Records for this exercise =
########################################

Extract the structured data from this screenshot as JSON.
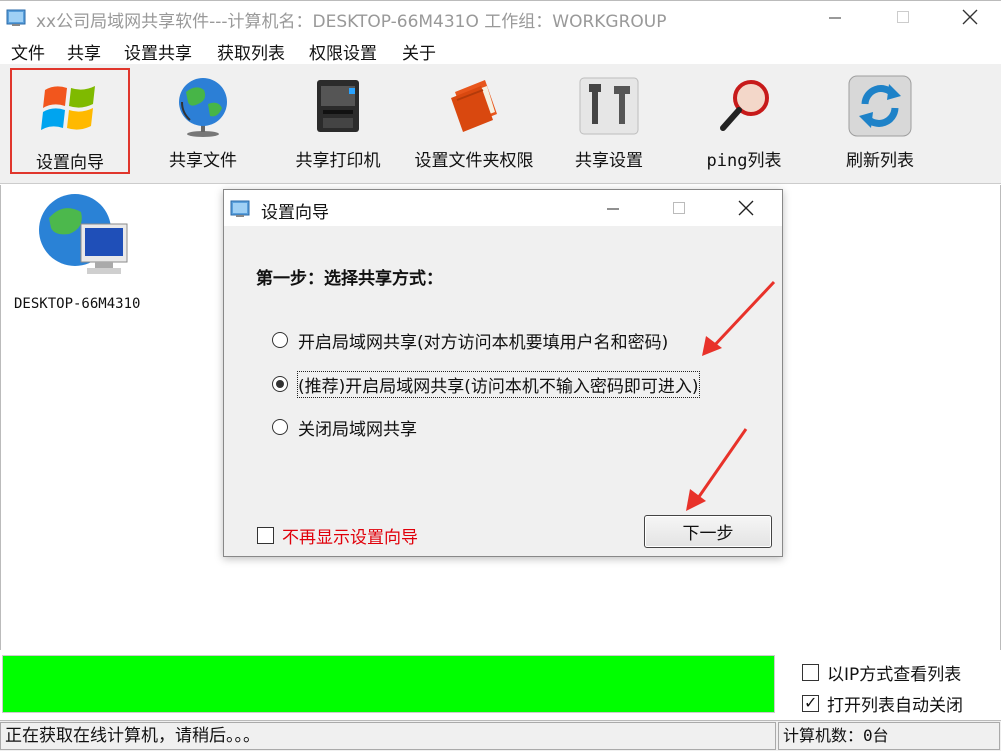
{
  "window": {
    "title": "xx公司局域网共享软件---计算机名：DESKTOP-66M431O  工作组：WORKGROUP"
  },
  "menu": [
    "文件",
    "共享",
    "设置共享",
    "获取列表",
    "权限设置",
    "关于"
  ],
  "toolbar": [
    {
      "label": "设置向导",
      "icon": "windows-logo-icon"
    },
    {
      "label": "共享文件",
      "icon": "globe-icon"
    },
    {
      "label": "共享打印机",
      "icon": "printer-icon"
    },
    {
      "label": "设置文件夹权限",
      "icon": "folder-permission-icon"
    },
    {
      "label": "共享设置",
      "icon": "tools-icon"
    },
    {
      "label": "ping列表",
      "icon": "magnifier-icon"
    },
    {
      "label": "刷新列表",
      "icon": "refresh-icon"
    }
  ],
  "computers": [
    {
      "name": "DESKTOP-66M4310"
    }
  ],
  "dialog": {
    "title": "设置向导",
    "heading": "第一步：选择共享方式：",
    "options": [
      {
        "label": "开启局域网共享(对方访问本机要填用户名和密码)",
        "checked": false
      },
      {
        "label": "(推荐)开启局域网共享(访问本机不输入密码即可进入)",
        "checked": true
      },
      {
        "label": "关闭局域网共享",
        "checked": false
      }
    ],
    "dont_show_label": "不再显示设置向导",
    "next_label": "下一步"
  },
  "options": [
    {
      "label": "以IP方式查看列表",
      "checked": false
    },
    {
      "label": "打开列表自动关闭",
      "checked": true
    }
  ],
  "status": {
    "message": "正在获取在线计算机，请稍后。。。",
    "count": "计算机数：0台"
  },
  "colors": {
    "accent_red": "#e0362c",
    "progress_green": "#00ff00",
    "warning_red": "#e0000a"
  }
}
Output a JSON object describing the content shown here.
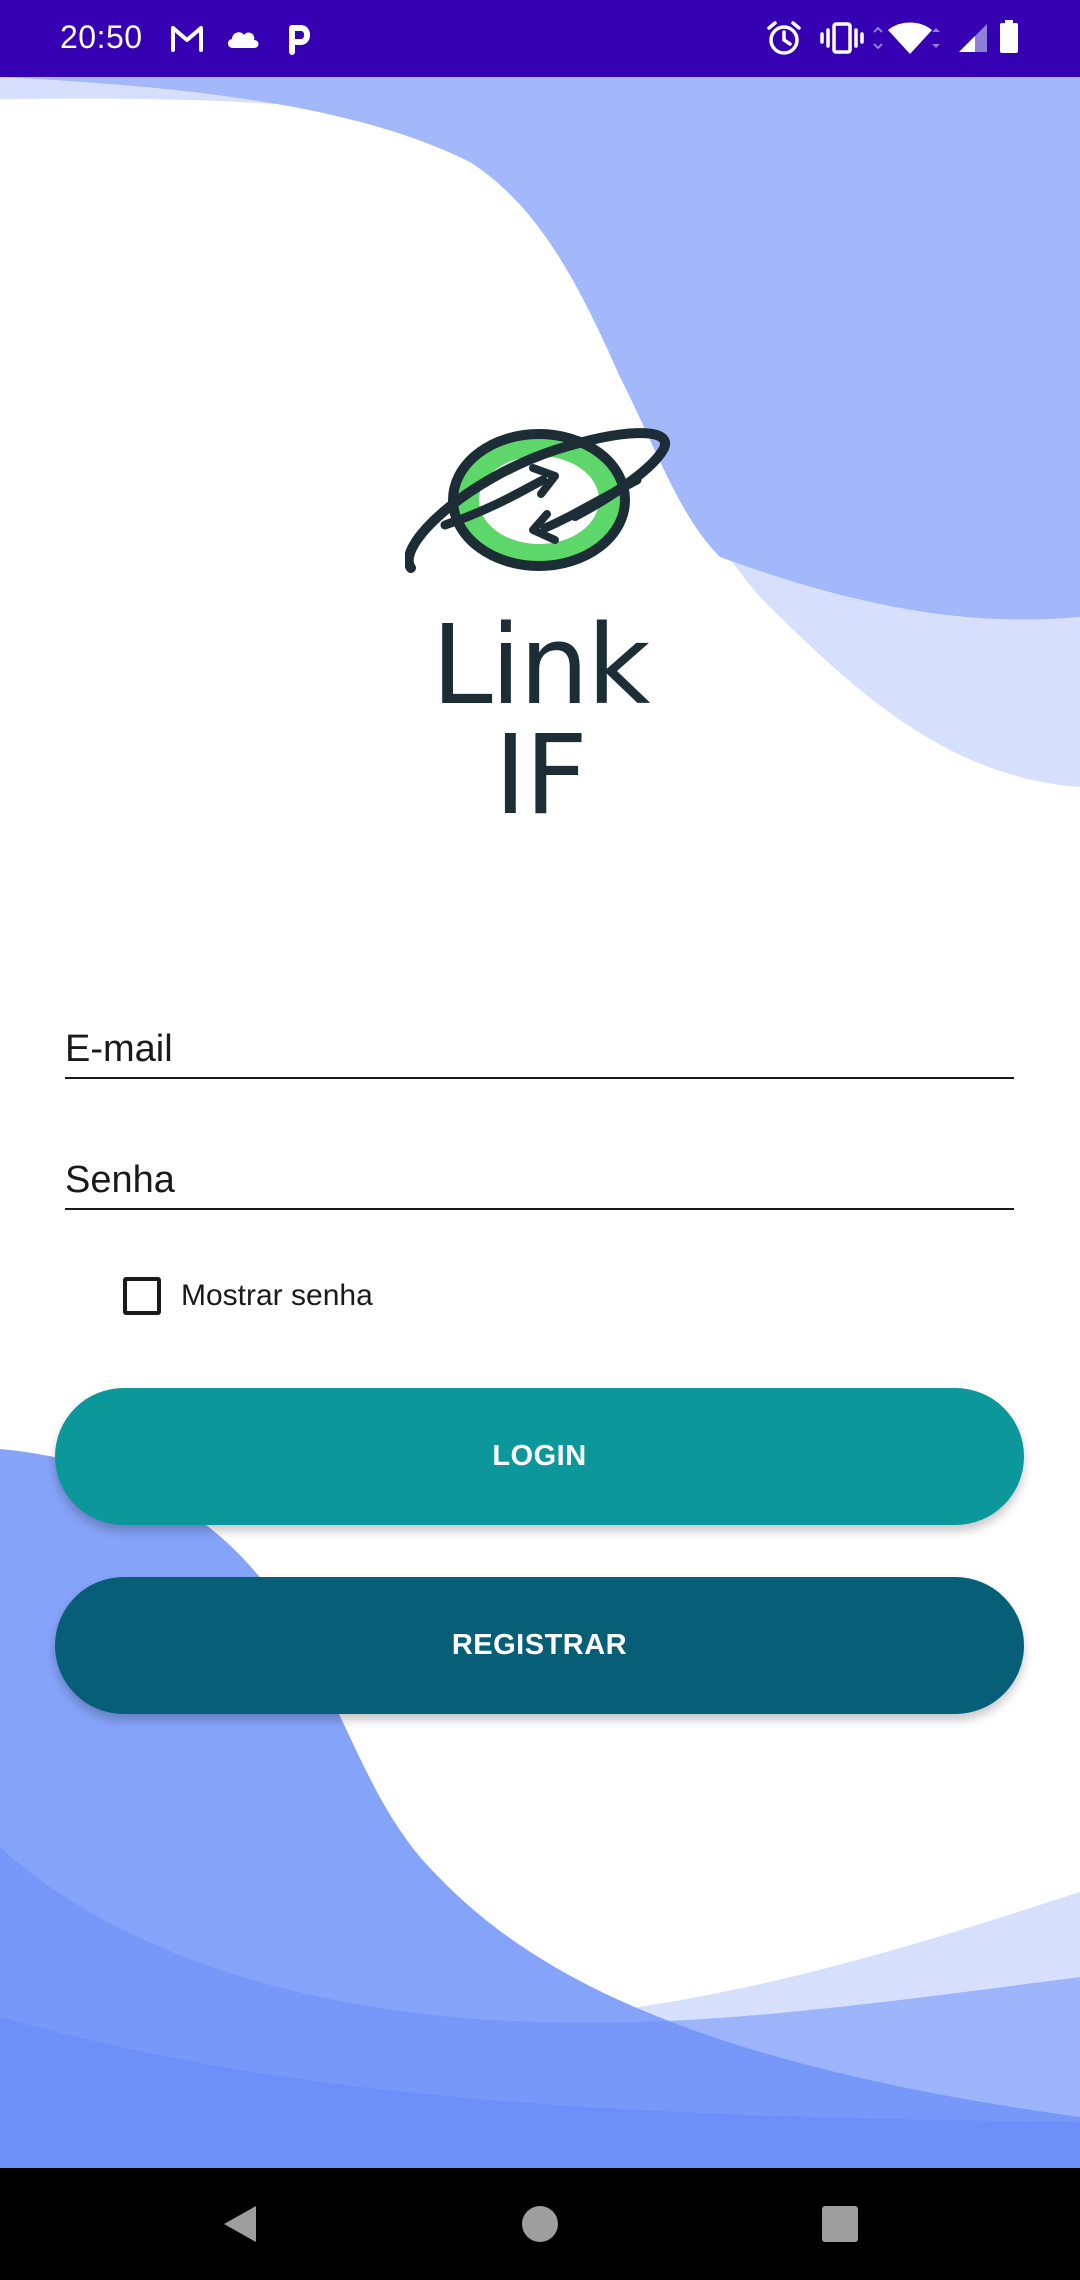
{
  "status_bar": {
    "time": "20:50",
    "left_icons": [
      "gmail-icon",
      "cloud-icon",
      "p-icon"
    ],
    "right_icons": [
      "alarm-icon",
      "vibrate-icon",
      "wifi-icon",
      "signal-icon",
      "battery-icon"
    ]
  },
  "logo": {
    "line1": "Link",
    "line2": "IF",
    "icon": "planet-arrows-icon",
    "accent_color": "#5dd66a"
  },
  "form": {
    "email_placeholder": "E-mail",
    "password_placeholder": "Senha",
    "show_password_label": "Mostrar senha",
    "show_password_checked": false
  },
  "buttons": {
    "login_label": "LOGIN",
    "register_label": "REGISTRAR"
  },
  "colors": {
    "status_bar": "#3600b3",
    "login_button": "#0c979b",
    "register_button": "#075e77",
    "wave_light": "#d6e0fc",
    "wave_medium": "#a3b8fb",
    "wave_dark": "#6c8ff8"
  },
  "nav_bar": {
    "icons": [
      "back-icon",
      "home-icon",
      "recents-icon"
    ]
  }
}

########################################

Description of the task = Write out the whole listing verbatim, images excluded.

Solution below =
Extract the structured data from this screenshot as JSON.
{
  "window": {
    "title": "xx公司局域网共享软件---计算机名：DESKTOP-66M431O  工作组：WORKGROUP"
  },
  "menu": [
    "文件",
    "共享",
    "设置共享",
    "获取列表",
    "权限设置",
    "关于"
  ],
  "toolbar": [
    {
      "label": "设置向导",
      "icon": "windows-logo-icon"
    },
    {
      "label": "共享文件",
      "icon": "globe-icon"
    },
    {
      "label": "共享打印机",
      "icon": "printer-icon"
    },
    {
      "label": "设置文件夹权限",
      "icon": "folder-permission-icon"
    },
    {
      "label": "共享设置",
      "icon": "tools-icon"
    },
    {
      "label": "ping列表",
      "icon": "magnifier-icon"
    },
    {
      "label": "刷新列表",
      "icon": "refresh-icon"
    }
  ],
  "computers": [
    {
      "name": "DESKTOP-66M4310"
    }
  ],
  "dialog": {
    "title": "设置向导",
    "heading": "第一步：选择共享方式：",
    "options": [
      {
        "label": "开启局域网共享(对方访问本机要填用户名和密码)",
        "checked": false
      },
      {
        "label": "(推荐)开启局域网共享(访问本机不输入密码即可进入)",
        "checked": true
      },
      {
        "label": "关闭局域网共享",
        "checked": false
      }
    ],
    "dont_show_label": "不再显示设置向导",
    "next_label": "下一步"
  },
  "options": [
    {
      "label": "以IP方式查看列表",
      "checked": false
    },
    {
      "label": "打开列表自动关闭",
      "checked": true
    }
  ],
  "status": {
    "message": "正在获取在线计算机，请稍后。。。",
    "count": "计算机数：0台"
  },
  "colors": {
    "accent_red": "#e0362c",
    "progress_green": "#00ff00",
    "warning_red": "#e0000a"
  }
}
Output a JSON object describing the content shown here.
{
  "status_bar": {
    "time": "20:50",
    "left_icons": [
      "gmail-icon",
      "cloud-icon",
      "p-icon"
    ],
    "right_icons": [
      "alarm-icon",
      "vibrate-icon",
      "wifi-icon",
      "signal-icon",
      "battery-icon"
    ]
  },
  "logo": {
    "line1": "Link",
    "line2": "IF",
    "icon": "planet-arrows-icon",
    "accent_color": "#5dd66a"
  },
  "form": {
    "email_placeholder": "E-mail",
    "password_placeholder": "Senha",
    "show_password_label": "Mostrar senha",
    "show_password_checked": false
  },
  "buttons": {
    "login_label": "LOGIN",
    "register_label": "REGISTRAR"
  },
  "colors": {
    "status_bar": "#3600b3",
    "login_button": "#0c979b",
    "register_button": "#075e77",
    "wave_light": "#d6e0fc",
    "wave_medium": "#a3b8fb",
    "wave_dark": "#6c8ff8"
  },
  "nav_bar": {
    "icons": [
      "back-icon",
      "home-icon",
      "recents-icon"
    ]
  }
}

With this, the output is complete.